This morning’s New York Times has a story about the “$250 billion war chest” amassed to finance a “tidal wave of infrastructure projects in the United States and overseas.” Big banks and funds want to buy your roads, bridges and airports, America—and since Congress won’t put on its big-boy pants and pay for infrastructure improvements, states are really excited to take that money. (I have a vague recollection of having read something along those lines before.)
Anyway, I found the timing of this article a tad odd, considering that over in Australia, where the idea of investor-owned infrastructure first took off, things aren’t going so well right now. Here’s an overview, from a recent article in the FT:

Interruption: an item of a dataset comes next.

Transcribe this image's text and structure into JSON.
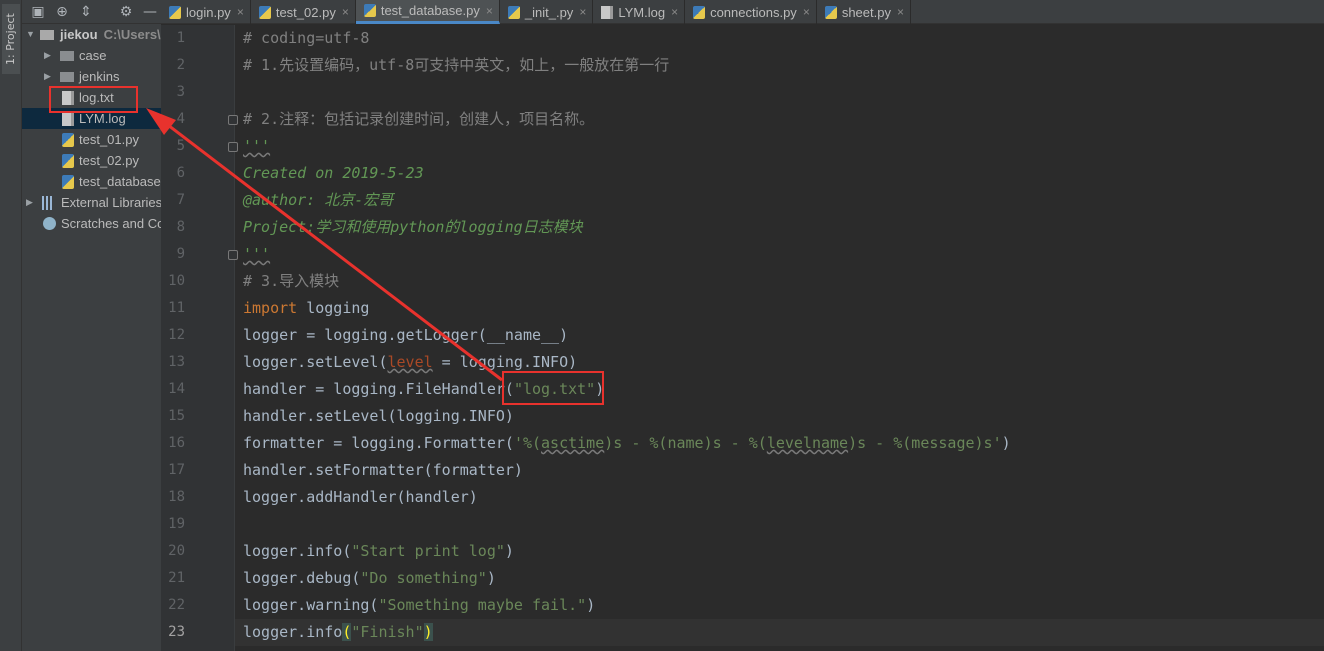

The pioneer of the specialist fund model was Macquarie Group, although several local rivals including Babcock & Brown and Allco Finance joined in with gusto. The model involved buying infrastructure assets in sectors such as energy, ports, utilities and property, and bundling them into listed satellites and taking fees.
It worked a treat in the days of cheap credit, as buyers could borrow heavily and pay top dollar for assets that were themselves always rising in value.
The global credit crunch has changed the game for the infrastructure funds, with funds scrambling to reduce their average weighted cost of capital.
Some have divested to slash net debt or are pre-emptively selling assets well ahead of renewal of debt contracts. Several others have decided to change policy and only pay distributions from operating cash flows, thereby cutting debt but also dividend yields to investors.
Here in the U.S., Macquarie recently had to go out of its way to say it’s still interested in doing a consortium deal to lease Chicago’s Midway Airport, even though its airports-only unit is no longer interested in going it alone.
When those people from the Port of Long Beach were here last week, I asked if they ever got calls from investor types looking to lease assets. Sure, they said. They used to. These days, not so much.
Which is not to say a little private-public partnering isn’t a good idea. Just that it’s maybe not the one-stop solution we once hoped for.